▸ What you have to do:
Among the lines below, return each one that contains the word "JSON".

Segment Start: Data under study

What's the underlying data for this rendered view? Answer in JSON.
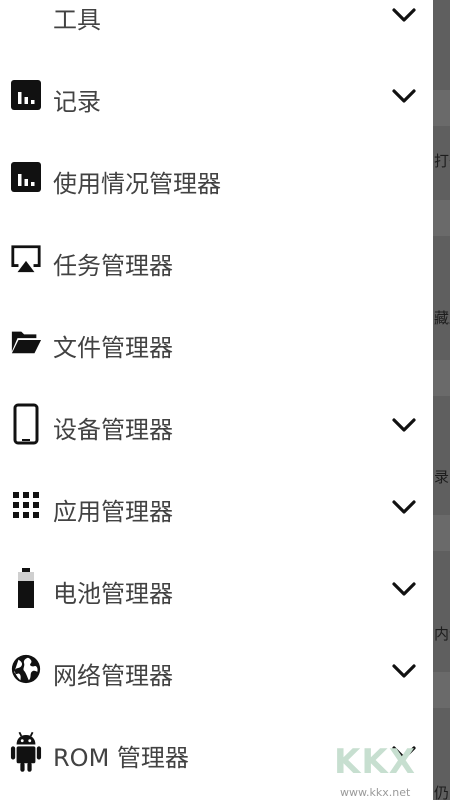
{
  "drawer": {
    "items": [
      {
        "label": "工具",
        "icon": "tools",
        "expandable": true
      },
      {
        "label": "记录",
        "icon": "bar-chart-icon",
        "expandable": true
      },
      {
        "label": "使用情况管理器",
        "icon": "bar-chart-icon",
        "expandable": false
      },
      {
        "label": "任务管理器",
        "icon": "screen-cast-icon",
        "expandable": false
      },
      {
        "label": "文件管理器",
        "icon": "folder-open-icon",
        "expandable": false
      },
      {
        "label": "设备管理器",
        "icon": "smartphone-icon",
        "expandable": true
      },
      {
        "label": "应用管理器",
        "icon": "grid-icon",
        "expandable": true
      },
      {
        "label": "电池管理器",
        "icon": "battery-icon",
        "expandable": true
      },
      {
        "label": "网络管理器",
        "icon": "globe-icon",
        "expandable": true
      },
      {
        "label": "ROM 管理器",
        "icon": "android-icon",
        "expandable": true
      }
    ]
  },
  "background": {
    "fragments": [
      "打开",
      "藏跳",
      "录",
      "内计",
      "仍"
    ]
  },
  "watermark": {
    "letters": "KKX",
    "url": "www.kkx.net"
  },
  "colors": {
    "icon": "#111111",
    "text": "#424242",
    "backdrop": "#5f5f5f"
  }
}
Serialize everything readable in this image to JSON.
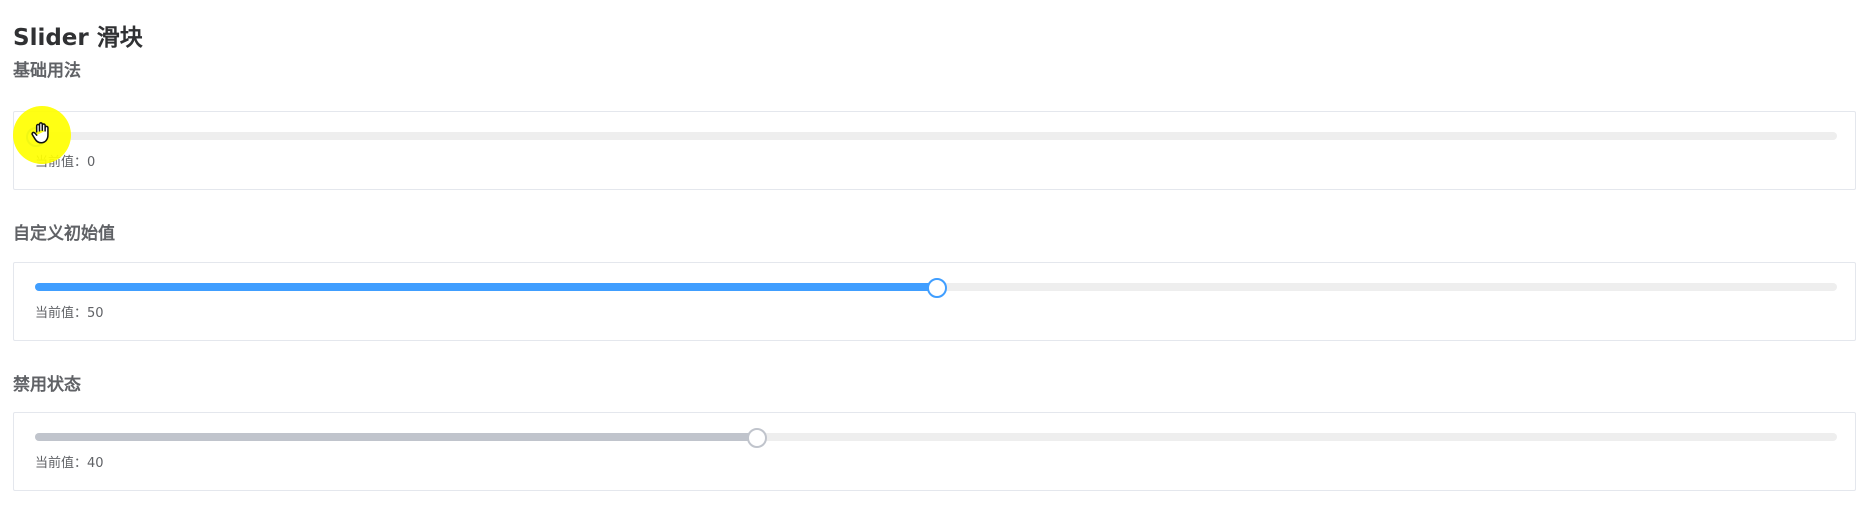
{
  "page": {
    "title": "Slider 滑块"
  },
  "sections": [
    {
      "title": "基础用法",
      "value_prefix": "当前值：",
      "value": "0",
      "fraction": 0.0,
      "disabled": false
    },
    {
      "title": "自定义初始值",
      "value_prefix": "当前值：",
      "value": "50",
      "fraction": 0.5,
      "disabled": false
    },
    {
      "title": "禁用状态",
      "value_prefix": "当前值：",
      "value": "40",
      "fraction": 0.4,
      "disabled": true
    }
  ],
  "colors": {
    "accent": "#409eff",
    "runway": "#eeeeee",
    "disabled": "#c0c4cc",
    "cursor_highlight": "#ffff00"
  },
  "icons": {
    "cursor": "hand-cursor-icon"
  }
}
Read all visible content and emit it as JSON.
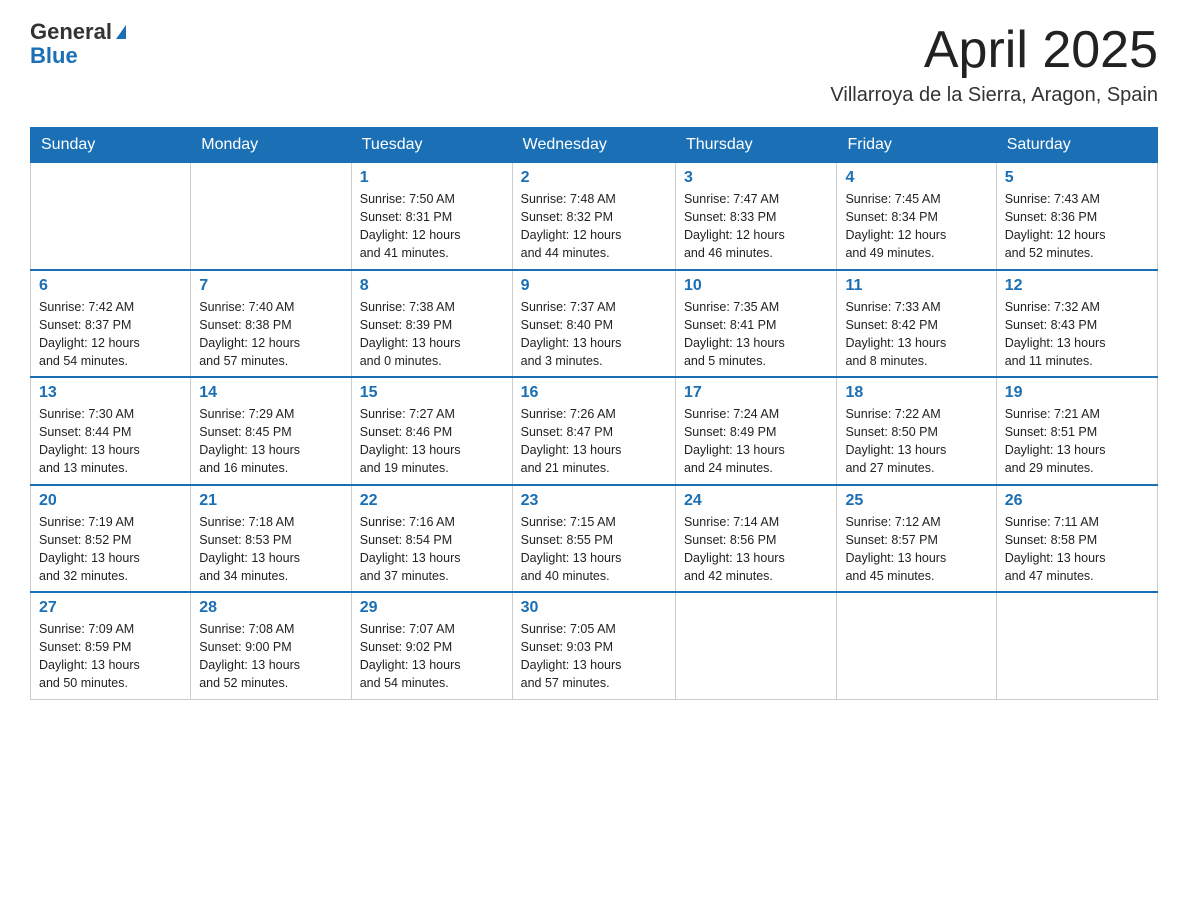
{
  "header": {
    "logo_general": "General",
    "logo_blue": "Blue",
    "month": "April 2025",
    "location": "Villarroya de la Sierra, Aragon, Spain"
  },
  "days_of_week": [
    "Sunday",
    "Monday",
    "Tuesday",
    "Wednesday",
    "Thursday",
    "Friday",
    "Saturday"
  ],
  "weeks": [
    [
      {
        "day": "",
        "info": ""
      },
      {
        "day": "",
        "info": ""
      },
      {
        "day": "1",
        "info": "Sunrise: 7:50 AM\nSunset: 8:31 PM\nDaylight: 12 hours\nand 41 minutes."
      },
      {
        "day": "2",
        "info": "Sunrise: 7:48 AM\nSunset: 8:32 PM\nDaylight: 12 hours\nand 44 minutes."
      },
      {
        "day": "3",
        "info": "Sunrise: 7:47 AM\nSunset: 8:33 PM\nDaylight: 12 hours\nand 46 minutes."
      },
      {
        "day": "4",
        "info": "Sunrise: 7:45 AM\nSunset: 8:34 PM\nDaylight: 12 hours\nand 49 minutes."
      },
      {
        "day": "5",
        "info": "Sunrise: 7:43 AM\nSunset: 8:36 PM\nDaylight: 12 hours\nand 52 minutes."
      }
    ],
    [
      {
        "day": "6",
        "info": "Sunrise: 7:42 AM\nSunset: 8:37 PM\nDaylight: 12 hours\nand 54 minutes."
      },
      {
        "day": "7",
        "info": "Sunrise: 7:40 AM\nSunset: 8:38 PM\nDaylight: 12 hours\nand 57 minutes."
      },
      {
        "day": "8",
        "info": "Sunrise: 7:38 AM\nSunset: 8:39 PM\nDaylight: 13 hours\nand 0 minutes."
      },
      {
        "day": "9",
        "info": "Sunrise: 7:37 AM\nSunset: 8:40 PM\nDaylight: 13 hours\nand 3 minutes."
      },
      {
        "day": "10",
        "info": "Sunrise: 7:35 AM\nSunset: 8:41 PM\nDaylight: 13 hours\nand 5 minutes."
      },
      {
        "day": "11",
        "info": "Sunrise: 7:33 AM\nSunset: 8:42 PM\nDaylight: 13 hours\nand 8 minutes."
      },
      {
        "day": "12",
        "info": "Sunrise: 7:32 AM\nSunset: 8:43 PM\nDaylight: 13 hours\nand 11 minutes."
      }
    ],
    [
      {
        "day": "13",
        "info": "Sunrise: 7:30 AM\nSunset: 8:44 PM\nDaylight: 13 hours\nand 13 minutes."
      },
      {
        "day": "14",
        "info": "Sunrise: 7:29 AM\nSunset: 8:45 PM\nDaylight: 13 hours\nand 16 minutes."
      },
      {
        "day": "15",
        "info": "Sunrise: 7:27 AM\nSunset: 8:46 PM\nDaylight: 13 hours\nand 19 minutes."
      },
      {
        "day": "16",
        "info": "Sunrise: 7:26 AM\nSunset: 8:47 PM\nDaylight: 13 hours\nand 21 minutes."
      },
      {
        "day": "17",
        "info": "Sunrise: 7:24 AM\nSunset: 8:49 PM\nDaylight: 13 hours\nand 24 minutes."
      },
      {
        "day": "18",
        "info": "Sunrise: 7:22 AM\nSunset: 8:50 PM\nDaylight: 13 hours\nand 27 minutes."
      },
      {
        "day": "19",
        "info": "Sunrise: 7:21 AM\nSunset: 8:51 PM\nDaylight: 13 hours\nand 29 minutes."
      }
    ],
    [
      {
        "day": "20",
        "info": "Sunrise: 7:19 AM\nSunset: 8:52 PM\nDaylight: 13 hours\nand 32 minutes."
      },
      {
        "day": "21",
        "info": "Sunrise: 7:18 AM\nSunset: 8:53 PM\nDaylight: 13 hours\nand 34 minutes."
      },
      {
        "day": "22",
        "info": "Sunrise: 7:16 AM\nSunset: 8:54 PM\nDaylight: 13 hours\nand 37 minutes."
      },
      {
        "day": "23",
        "info": "Sunrise: 7:15 AM\nSunset: 8:55 PM\nDaylight: 13 hours\nand 40 minutes."
      },
      {
        "day": "24",
        "info": "Sunrise: 7:14 AM\nSunset: 8:56 PM\nDaylight: 13 hours\nand 42 minutes."
      },
      {
        "day": "25",
        "info": "Sunrise: 7:12 AM\nSunset: 8:57 PM\nDaylight: 13 hours\nand 45 minutes."
      },
      {
        "day": "26",
        "info": "Sunrise: 7:11 AM\nSunset: 8:58 PM\nDaylight: 13 hours\nand 47 minutes."
      }
    ],
    [
      {
        "day": "27",
        "info": "Sunrise: 7:09 AM\nSunset: 8:59 PM\nDaylight: 13 hours\nand 50 minutes."
      },
      {
        "day": "28",
        "info": "Sunrise: 7:08 AM\nSunset: 9:00 PM\nDaylight: 13 hours\nand 52 minutes."
      },
      {
        "day": "29",
        "info": "Sunrise: 7:07 AM\nSunset: 9:02 PM\nDaylight: 13 hours\nand 54 minutes."
      },
      {
        "day": "30",
        "info": "Sunrise: 7:05 AM\nSunset: 9:03 PM\nDaylight: 13 hours\nand 57 minutes."
      },
      {
        "day": "",
        "info": ""
      },
      {
        "day": "",
        "info": ""
      },
      {
        "day": "",
        "info": ""
      }
    ]
  ]
}
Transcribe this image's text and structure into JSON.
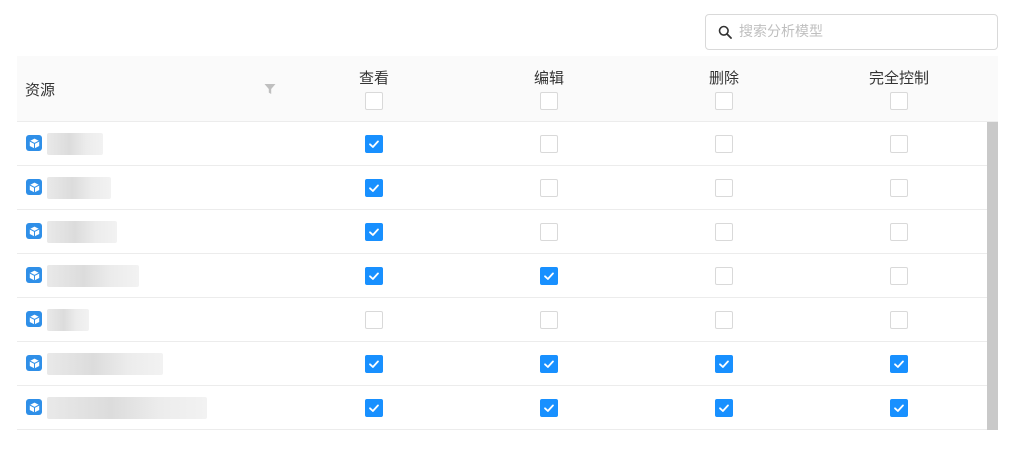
{
  "search": {
    "placeholder": "搜索分析模型"
  },
  "table": {
    "resource_header": "资源",
    "columns": [
      {
        "key": "view",
        "label": "查看",
        "all_checked": false
      },
      {
        "key": "edit",
        "label": "编辑",
        "all_checked": false
      },
      {
        "key": "delete",
        "label": "删除",
        "all_checked": false
      },
      {
        "key": "full",
        "label": "完全控制",
        "all_checked": false
      }
    ],
    "rows": [
      {
        "name": "",
        "permissions": [
          true,
          false,
          false,
          false
        ]
      },
      {
        "name": "",
        "permissions": [
          true,
          false,
          false,
          false
        ]
      },
      {
        "name": "",
        "permissions": [
          true,
          false,
          false,
          false
        ]
      },
      {
        "name": "",
        "permissions": [
          true,
          true,
          false,
          false
        ]
      },
      {
        "name": "",
        "permissions": [
          false,
          false,
          false,
          false
        ]
      },
      {
        "name": "",
        "permissions": [
          true,
          true,
          true,
          true
        ]
      },
      {
        "name": "",
        "permissions": [
          true,
          true,
          true,
          true
        ]
      }
    ]
  },
  "colors": {
    "checked": "#1890ff",
    "border": "#d9d9d9",
    "header_bg": "#fafafa",
    "icon": "#2f8fe8"
  },
  "icons": {
    "search": "search-icon",
    "filter": "filter-icon",
    "resource": "cube-icon",
    "check": "check-icon"
  }
}
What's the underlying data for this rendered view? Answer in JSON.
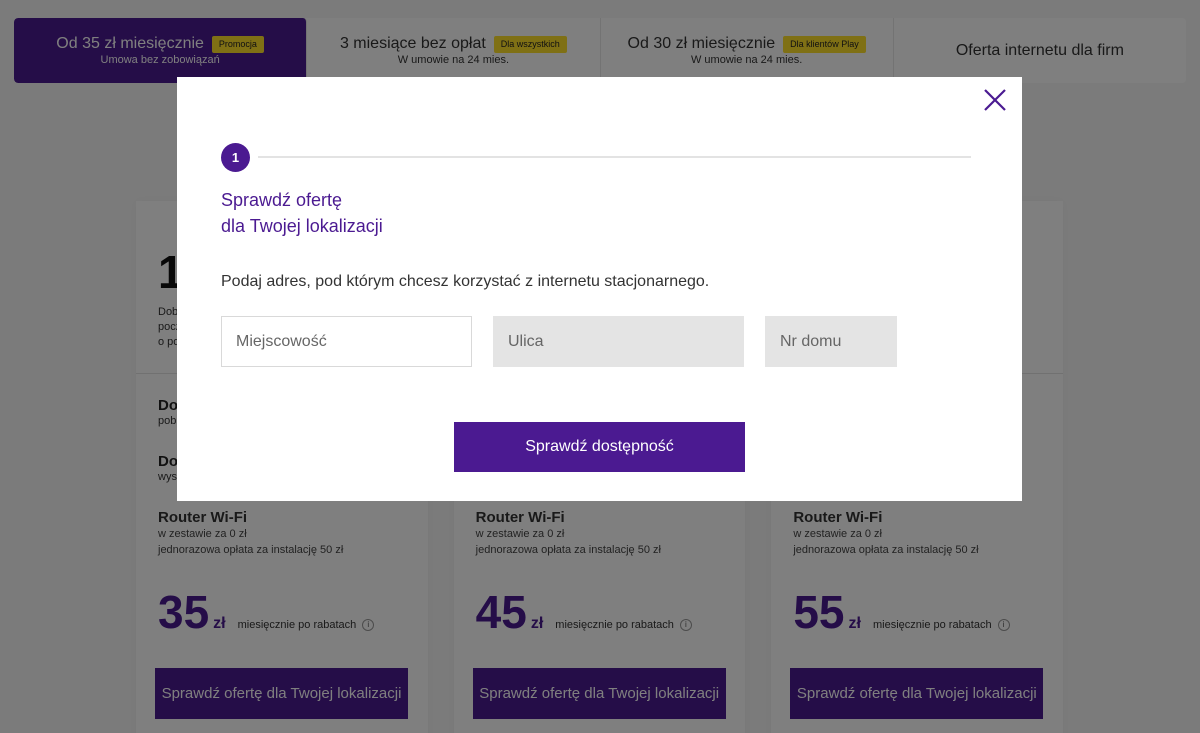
{
  "tabs": [
    {
      "title": "Od 35 zł miesięcznie",
      "sub": "Umowa bez zobowiązań",
      "badge": "Promocja"
    },
    {
      "title": "3 miesiące bez opłat",
      "sub": "W umowie na 24 mies.",
      "badge": "Dla wszystkich"
    },
    {
      "title": "Od 30 zł miesięcznie",
      "sub": "W umowie na 24 mies.",
      "badge": "Dla klientów Play"
    },
    {
      "title": "Oferta internetu dla firm"
    }
  ],
  "cards": [
    {
      "speed_partial": "1",
      "desc_partial": "Dob\npocz\no po",
      "feat1_partial": "Do",
      "feat1_sub_partial": "pob",
      "feat2_partial": "Do",
      "feat2_sub_partial": "wys",
      "router_title": "Router Wi-Fi",
      "router_line1": "w zestawie za 0 zł",
      "router_line2": "jednorazowa opłata za instalację 50 zł",
      "price": "35",
      "currency": "zł",
      "price_note": "miesięcznie po rabatach",
      "info_icon": "i",
      "button": "Sprawdź ofertę dla Twojej lokalizacji"
    },
    {
      "router_title": "Router Wi-Fi",
      "router_line1": "w zestawie za 0 zł",
      "router_line2": "jednorazowa opłata za instalację 50 zł",
      "price": "45",
      "currency": "zł",
      "price_note": "miesięcznie po rabatach",
      "info_icon": "i",
      "button": "Sprawdź ofertę dla Twojej lokalizacji"
    },
    {
      "router_title": "Router Wi-Fi",
      "router_line1": "w zestawie za 0 zł",
      "router_line2": "jednorazowa opłata za instalację 50 zł",
      "price": "55",
      "currency": "zł",
      "price_note": "miesięcznie po rabatach",
      "info_icon": "i",
      "button": "Sprawdź ofertę dla Twojej lokalizacji"
    }
  ],
  "modal": {
    "step_number": "1",
    "title_line1": "Sprawdź ofertę",
    "title_line2": "dla Twojej lokalizacji",
    "description": "Podaj adres, pod którym chcesz korzystać z internetu stacjonarnego.",
    "city_placeholder": "Miejscowość",
    "city_value": "",
    "street_placeholder": "Ulica",
    "street_value": "",
    "house_placeholder": "Nr domu",
    "house_value": "",
    "submit_label": "Sprawdź dostępność",
    "close_icon": "close-icon"
  },
  "colors": {
    "brand": "#4b1a91",
    "badge": "#ffe12b",
    "overlay": "rgba(0,0,0,0.5)"
  }
}
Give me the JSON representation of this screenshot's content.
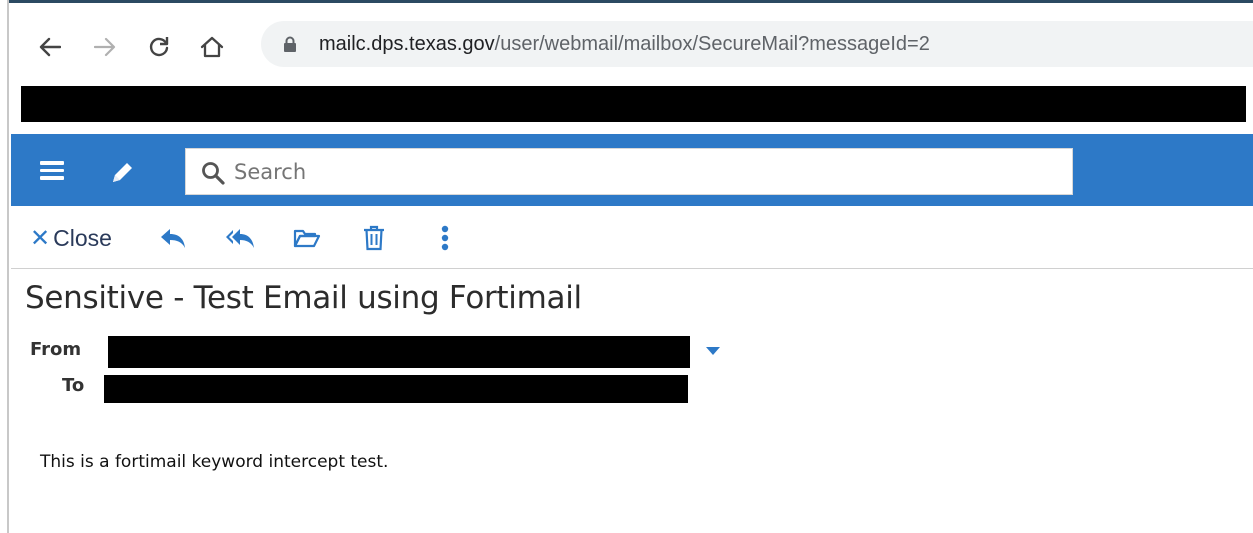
{
  "browser": {
    "url_host": "mailc.dps.texas.gov",
    "url_path": "/user/webmail/mailbox/SecureMail?messageId=2"
  },
  "header": {
    "search_placeholder": "Search",
    "accent_color": "#2d79c7"
  },
  "toolbar": {
    "close_label": "Close",
    "icons": [
      "reply-icon",
      "reply-all-icon",
      "folder-icon",
      "trash-icon",
      "more-vertical-icon"
    ]
  },
  "message": {
    "subject": "Sensitive - Test Email using Fortimail",
    "from_label": "From",
    "to_label": "To",
    "body": "This is a fortimail keyword intercept test."
  }
}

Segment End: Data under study

▸ Response area:
What's the underlying data for this rendered view? Answer in JSON.
Serialize everything readable in this image to JSON.
Read all visible content and emit it as JSON.
Transcribe this image's text and structure into JSON.
What's the underlying data for this rendered view? Answer in JSON.
Give me the JSON representation of this screenshot's content.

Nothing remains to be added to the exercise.